Aim of the exercise:
What is the count of lines in the data that hold the string "score"? State the number alone.

BEGIN Supplied records

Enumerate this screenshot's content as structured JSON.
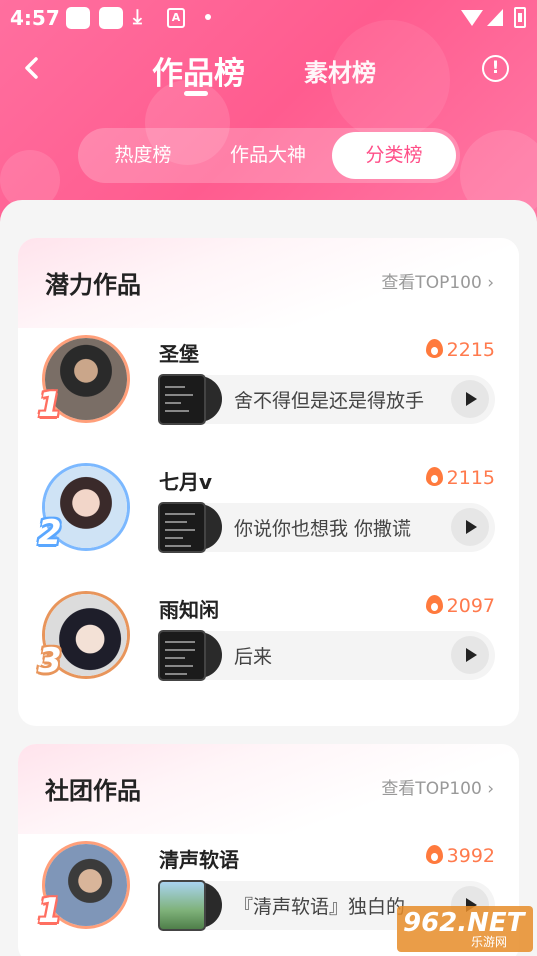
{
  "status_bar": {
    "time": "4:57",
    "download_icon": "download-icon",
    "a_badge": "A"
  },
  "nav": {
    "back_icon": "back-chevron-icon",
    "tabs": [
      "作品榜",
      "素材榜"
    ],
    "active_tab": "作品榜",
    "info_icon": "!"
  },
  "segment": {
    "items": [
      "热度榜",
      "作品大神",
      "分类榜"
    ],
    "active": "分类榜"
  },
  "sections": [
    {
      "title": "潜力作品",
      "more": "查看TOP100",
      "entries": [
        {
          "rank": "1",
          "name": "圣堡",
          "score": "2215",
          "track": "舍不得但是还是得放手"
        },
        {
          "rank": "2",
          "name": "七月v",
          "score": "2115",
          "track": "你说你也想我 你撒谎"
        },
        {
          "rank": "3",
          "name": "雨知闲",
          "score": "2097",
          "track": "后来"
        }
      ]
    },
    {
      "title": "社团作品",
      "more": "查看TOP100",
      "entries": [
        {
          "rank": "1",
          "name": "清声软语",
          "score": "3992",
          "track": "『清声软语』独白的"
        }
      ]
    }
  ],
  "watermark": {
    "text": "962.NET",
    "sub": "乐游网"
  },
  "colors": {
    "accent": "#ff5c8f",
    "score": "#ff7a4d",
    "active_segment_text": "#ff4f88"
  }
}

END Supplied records

Answer to this problem:
5